For two weeks in April, former slaves had worked to bury the soldiers. Now they would give them a proper funeral.
The procession began at 9 a.m. as 2,800 black school children marched by their graves, softly singing “John Brown’s Body.”
Soon, their voices would give way to the sermons of preachers, then prayer and — later — picnics. It was May 1, 1865, but they called it Decoration Day.
On that day, former Charleston slaves started a tradition that would come to be known as Memorial Day.
For years, the ceremony was largely forgotten.
It had been mentioned in some history books, including Robert Rosen’s “Confederate Charleston,” but the story gained national attention when David W. Blight, a professor of American history at Yale, took interest. He discovered a mention of the first Decoration Day in the uncataloged writings of a Union soldier at a Harvard University library.
He contacted the Avery Research Center in Charleston, which helped him find the first newspaper account of the event. An article about the “Martyrs of the Race Course” had appeared in the Charleston Daily Courier the day after the ceremony. Blight was intrigued and did more research. He published an account of the day in his book, “Race and Reunion.” Soon he gave lectures on the event around the country.
“What’s interesting to me is how the memory of this got lost,” Blight said. “It is, in effect, the first Memorial Day and it was primarily led by former slaves in Charleston.”
Three years after the Union soldiers commemorated Decoration Day, southern soldiers began what they called Confederate Memorial Day.
“For the rest of the 19th century, Decoration Day and Confederate Memorial Day existed as separate holidays, perhaps a symbol of the country’s lingering divide. The two holidays were combined and designated a federal holiday in the 20th century,” the Post and Courier reports.
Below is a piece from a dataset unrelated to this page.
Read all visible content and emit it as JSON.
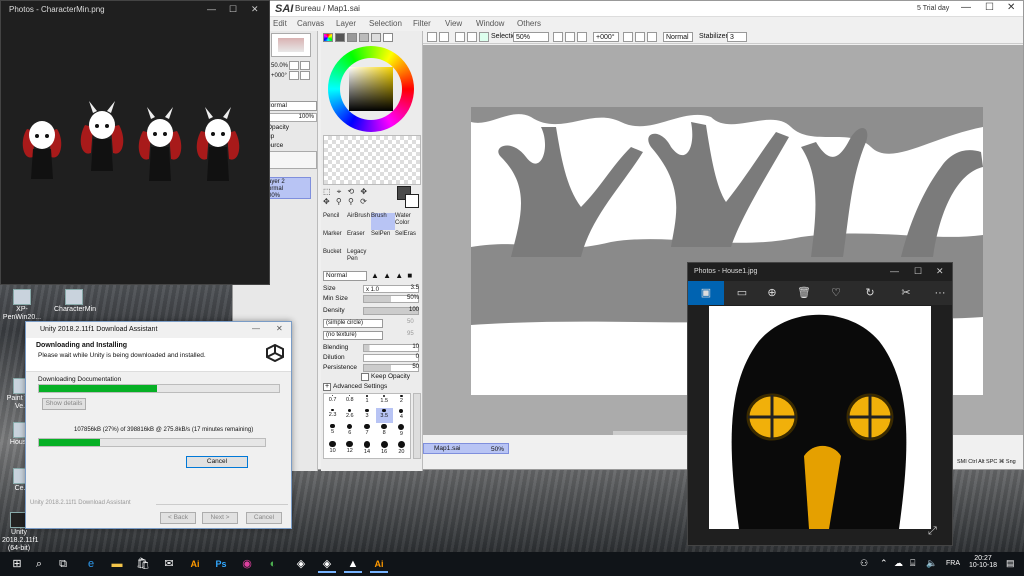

The twin days were later joined, as the nation began to heal from the impacts of the Civil War, and continues to serve as a mending mechanism to bring people together under a higher banner: for remembering and honoring people who have died in service to the country.
“As time went on, the observance instead became known as “Memorial Day,” until 1971, when Congress declared it an official holiday set to fall annually on the last Monday in May. Read more about the history of Memorial Day,” Military.com reports.
It notes the day is both separate and distinct from Veterans Day:
Service members, veterans and their families know there is a big difference between Memorial Day and Veterans Day. While Veterans Day, Nov. 11, is a day set aside to celebrate all veterans, Memorial Day is a somber holiday dedicated to honor military fallen, with a special focus on those killed during military service or through enemy contact.
Both holidays often include parades, ceremonies and celebrations. But although Memorial Day also traditionally marks the beginning of summer with picnics and parties, many in the military community believe that at least a portion of it should be spent to mourn and honor the fallen.